Problem to solve =>
The answer must consist of every record below, reproduced exactly.

Data excerpts =>

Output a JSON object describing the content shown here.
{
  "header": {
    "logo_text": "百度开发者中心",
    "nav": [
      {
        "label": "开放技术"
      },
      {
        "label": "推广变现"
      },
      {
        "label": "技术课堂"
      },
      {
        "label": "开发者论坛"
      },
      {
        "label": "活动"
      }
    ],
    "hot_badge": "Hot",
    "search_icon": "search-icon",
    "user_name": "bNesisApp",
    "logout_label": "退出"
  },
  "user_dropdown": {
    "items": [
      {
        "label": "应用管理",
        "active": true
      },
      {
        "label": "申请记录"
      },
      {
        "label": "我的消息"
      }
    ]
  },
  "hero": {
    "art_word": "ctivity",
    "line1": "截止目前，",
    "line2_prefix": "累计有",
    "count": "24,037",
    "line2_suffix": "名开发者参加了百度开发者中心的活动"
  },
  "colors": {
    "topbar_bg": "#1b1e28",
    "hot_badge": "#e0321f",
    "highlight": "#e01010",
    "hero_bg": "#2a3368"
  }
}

Solution for this task =>
Output a JSON object describing the content shown here.
{
  "header": {
    "logo_text": "百度开发者中心",
    "nav": [
      {
        "label": "开放技术"
      },
      {
        "label": "推广变现"
      },
      {
        "label": "技术课堂"
      },
      {
        "label": "开发者论坛"
      },
      {
        "label": "活动"
      }
    ],
    "hot_badge": "Hot",
    "search_icon": "search-icon",
    "user_name": "bNesisApp",
    "logout_label": "退出"
  },
  "user_dropdown": {
    "items": [
      {
        "label": "应用管理",
        "active": true
      },
      {
        "label": "申请记录"
      },
      {
        "label": "我的消息"
      }
    ]
  },
  "hero": {
    "art_word": "ctivity",
    "line1": "截止目前，",
    "line2_prefix": "累计有",
    "count": "24,037",
    "line2_suffix": "名开发者参加了百度开发者中心的活动"
  },
  "colors": {
    "topbar_bg": "#1b1e28",
    "hot_badge": "#e0321f",
    "highlight": "#e01010",
    "hero_bg": "#2a3368"
  }
}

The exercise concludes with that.